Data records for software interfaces
● ● ●
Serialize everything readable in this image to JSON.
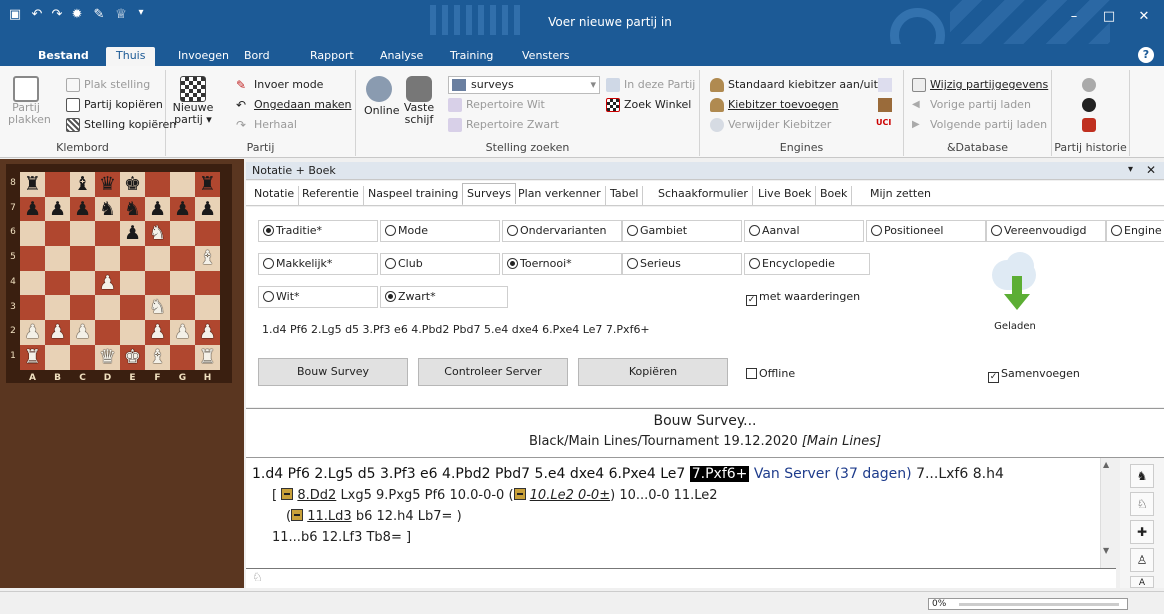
{
  "window": {
    "title": "Voer nieuwe partij in"
  },
  "ribbon_tabs": [
    "Bestand",
    "Thuis",
    "Invoegen",
    "Bord",
    "Rapport",
    "Analyse",
    "Training",
    "Vensters"
  ],
  "ribbon": {
    "klembord": {
      "label": "Klembord",
      "paste_line1": "Partij",
      "paste_line2": "plakken",
      "plak_stelling": "Plak stelling",
      "partij_kopieren": "Partij kopiëren",
      "stelling_kopieren": "Stelling kopiëren"
    },
    "partij": {
      "label": "Partij",
      "nieuwe1": "Nieuwe",
      "nieuwe2": "partij ▾",
      "invoer_mode": "Invoer mode",
      "ongedaan": "Ongedaan maken",
      "herhaal": "Herhaal"
    },
    "stelling_zoeken": {
      "label": "Stelling zoeken",
      "online": "Online",
      "vaste1": "Vaste",
      "vaste2": "schijf",
      "combo_value": "surveys",
      "in_deze_partij": "In deze Partij",
      "zoek_winkel": "Zoek Winkel",
      "rep_wit": "Repertoire Wit",
      "rep_zwart": "Repertoire Zwart"
    },
    "engines": {
      "label": "Engines",
      "std": "Standaard kiebitzer aan/uit",
      "add": "Kiebitzer toevoegen",
      "remove": "Verwijder Kiebitzer"
    },
    "database": {
      "label": "&Database",
      "wijzig": "Wijzig partijgegevens",
      "vorige": "Vorige partij laden",
      "volgende": "Volgende partij laden"
    },
    "historie": {
      "label": "Partij historie"
    }
  },
  "board": {
    "ranks": [
      "8",
      "7",
      "6",
      "5",
      "4",
      "3",
      "2",
      "1"
    ],
    "files": [
      "A",
      "B",
      "C",
      "D",
      "E",
      "F",
      "G",
      "H"
    ],
    "rows": [
      [
        "bR",
        "",
        "bB",
        "bQ",
        "bK",
        "",
        "",
        "bR"
      ],
      [
        "bP",
        "bP",
        "bP",
        "bN",
        "bN",
        "bP",
        "bP",
        "bP"
      ],
      [
        "",
        "",
        "",
        "",
        "bP",
        "wN",
        "",
        ""
      ],
      [
        "",
        "",
        "",
        "",
        "",
        "",
        "",
        "wB"
      ],
      [
        "",
        "",
        "",
        "wP",
        "",
        "",
        "",
        ""
      ],
      [
        "",
        "",
        "",
        "",
        "",
        "wN",
        "",
        ""
      ],
      [
        "wP",
        "wP",
        "wP",
        "",
        "",
        "wP",
        "wP",
        "wP"
      ],
      [
        "wR",
        "",
        "",
        "wQ",
        "wK",
        "wB",
        "",
        "wR"
      ]
    ]
  },
  "pane": {
    "title": "Notatie + Boek"
  },
  "subtabs": [
    "Notatie",
    "Referentie",
    "Naspeel training",
    "Surveys",
    "Plan verkenner",
    "Tabel",
    "Schaakformulier",
    "Live Boek",
    "Boek",
    "Mijn zetten"
  ],
  "surveys": {
    "row1": [
      "Traditie*",
      "Mode",
      "Ondervarianten",
      "Gambiet",
      "Aanval",
      "Positioneel",
      "Vereenvoudigd",
      "Engine"
    ],
    "row2": [
      "Makkelijk*",
      "Club",
      "Toernooi*",
      "Serieus",
      "Encyclopedie"
    ],
    "row3": [
      "Wit*",
      "Zwart*"
    ],
    "met_waarderingen": "met waarderingen",
    "moves": "1.d4 Pf6 2.Lg5 d5 3.Pf3 e6 4.Pbd2 Pbd7 5.e4 dxe4 6.Pxe4 Le7 7.Pxf6+",
    "geladen": "Geladen",
    "buttons": [
      "Bouw Survey",
      "Controleer Server",
      "Kopiëren"
    ],
    "offline": "Offline",
    "samenvoegen": "Samenvoegen"
  },
  "status": {
    "title": "Bouw Survey...",
    "subtitle": "Black/Main Lines/Tournament 19.12.2020",
    "subtitle_it": "[Main Lines]"
  },
  "notation": {
    "main1": "1.d4 Pf6 2.Lg5 d5 3.Pf3 e6 4.Pbd2 Pbd7 5.e4 dxe4 6.Pxe4 Le7",
    "current": "7.Pxf6+",
    "server": "Van Server (37 dagen)",
    "main2": "7...Lxf6 8.h4",
    "v1a": "[",
    "v1b": "8.Dd2",
    "v1c": "Lxg5 9.Pxg5 Pf6 10.0-0-0 (",
    "v1d": "10.Le2 0-0±",
    "v1e": ") 10...0-0 11.Le2",
    "v2a": "(",
    "v2b": "11.Ld3",
    "v2c": "b6 12.h4 Lb7= )",
    "v3": "11...b6 12.Lf3 Tb8= ]"
  },
  "statusbar": {
    "progress": "0%"
  }
}
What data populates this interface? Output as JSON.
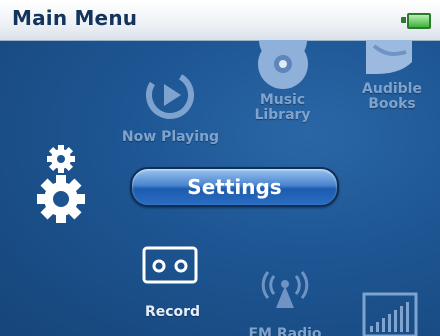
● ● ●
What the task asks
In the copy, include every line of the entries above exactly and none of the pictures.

Written response
Serialize everything readable in this image to JSON.
{
  "window": {
    "title": "Voer nieuwe partij in"
  },
  "ribbon_tabs": [
    "Bestand",
    "Thuis",
    "Invoegen",
    "Bord",
    "Rapport",
    "Analyse",
    "Training",
    "Vensters"
  ],
  "ribbon": {
    "klembord": {
      "label": "Klembord",
      "paste_line1": "Partij",
      "paste_line2": "plakken",
      "plak_stelling": "Plak stelling",
      "partij_kopieren": "Partij kopiëren",
      "stelling_kopieren": "Stelling kopiëren"
    },
    "partij": {
      "label": "Partij",
      "nieuwe1": "Nieuwe",
      "nieuwe2": "partij ▾",
      "invoer_mode": "Invoer mode",
      "ongedaan": "Ongedaan maken",
      "herhaal": "Herhaal"
    },
    "stelling_zoeken": {
      "label": "Stelling zoeken",
      "online": "Online",
      "vaste1": "Vaste",
      "vaste2": "schijf",
      "combo_value": "surveys",
      "in_deze_partij": "In deze Partij",
      "zoek_winkel": "Zoek Winkel",
      "rep_wit": "Repertoire Wit",
      "rep_zwart": "Repertoire Zwart"
    },
    "engines": {
      "label": "Engines",
      "std": "Standaard kiebitzer aan/uit",
      "add": "Kiebitzer toevoegen",
      "remove": "Verwijder Kiebitzer"
    },
    "database": {
      "label": "&Database",
      "wijzig": "Wijzig partijgegevens",
      "vorige": "Vorige partij laden",
      "volgende": "Volgende partij laden"
    },
    "historie": {
      "label": "Partij historie"
    }
  },
  "board": {
    "ranks": [
      "8",
      "7",
      "6",
      "5",
      "4",
      "3",
      "2",
      "1"
    ],
    "files": [
      "A",
      "B",
      "C",
      "D",
      "E",
      "F",
      "G",
      "H"
    ],
    "rows": [
      [
        "bR",
        "",
        "bB",
        "bQ",
        "bK",
        "",
        "",
        "bR"
      ],
      [
        "bP",
        "bP",
        "bP",
        "bN",
        "bN",
        "bP",
        "bP",
        "bP"
      ],
      [
        "",
        "",
        "",
        "",
        "bP",
        "wN",
        "",
        ""
      ],
      [
        "",
        "",
        "",
        "",
        "",
        "",
        "",
        "wB"
      ],
      [
        "",
        "",
        "",
        "wP",
        "",
        "",
        "",
        ""
      ],
      [
        "",
        "",
        "",
        "",
        "",
        "wN",
        "",
        ""
      ],
      [
        "wP",
        "wP",
        "wP",
        "",
        "",
        "wP",
        "wP",
        "wP"
      ],
      [
        "wR",
        "",
        "",
        "wQ",
        "wK",
        "wB",
        "",
        "wR"
      ]
    ]
  },
  "pane": {
    "title": "Notatie + Boek"
  },
  "subtabs": [
    "Notatie",
    "Referentie",
    "Naspeel training",
    "Surveys",
    "Plan verkenner",
    "Tabel",
    "Schaakformulier",
    "Live Boek",
    "Boek",
    "Mijn zetten"
  ],
  "surveys": {
    "row1": [
      "Traditie*",
      "Mode",
      "Ondervarianten",
      "Gambiet",
      "Aanval",
      "Positioneel",
      "Vereenvoudigd",
      "Engine"
    ],
    "row2": [
      "Makkelijk*",
      "Club",
      "Toernooi*",
      "Serieus",
      "Encyclopedie"
    ],
    "row3": [
      "Wit*",
      "Zwart*"
    ],
    "met_waarderingen": "met waarderingen",
    "moves": "1.d4 Pf6 2.Lg5 d5 3.Pf3 e6 4.Pbd2 Pbd7 5.e4 dxe4 6.Pxe4 Le7 7.Pxf6+",
    "geladen": "Geladen",
    "buttons": [
      "Bouw Survey",
      "Controleer Server",
      "Kopiëren"
    ],
    "offline": "Offline",
    "samenvoegen": "Samenvoegen"
  },
  "status": {
    "title": "Bouw Survey...",
    "subtitle": "Black/Main Lines/Tournament 19.12.2020",
    "subtitle_it": "[Main Lines]"
  },
  "notation": {
    "main1": "1.d4 Pf6 2.Lg5 d5 3.Pf3 e6 4.Pbd2 Pbd7 5.e4 dxe4 6.Pxe4 Le7",
    "current": "7.Pxf6+",
    "server": "Van Server (37 dagen)",
    "main2": "7...Lxf6 8.h4",
    "v1a": "[",
    "v1b": "8.Dd2",
    "v1c": "Lxg5 9.Pxg5 Pf6 10.0-0-0 (",
    "v1d": "10.Le2 0-0±",
    "v1e": ") 10...0-0 11.Le2",
    "v2a": "(",
    "v2b": "11.Ld3",
    "v2c": "b6 12.h4 Lb7= )",
    "v3": "11...b6 12.Lf3 Tb8= ]"
  },
  "statusbar": {
    "progress": "0%"
  }
}
What data populates this interface? Output as JSON.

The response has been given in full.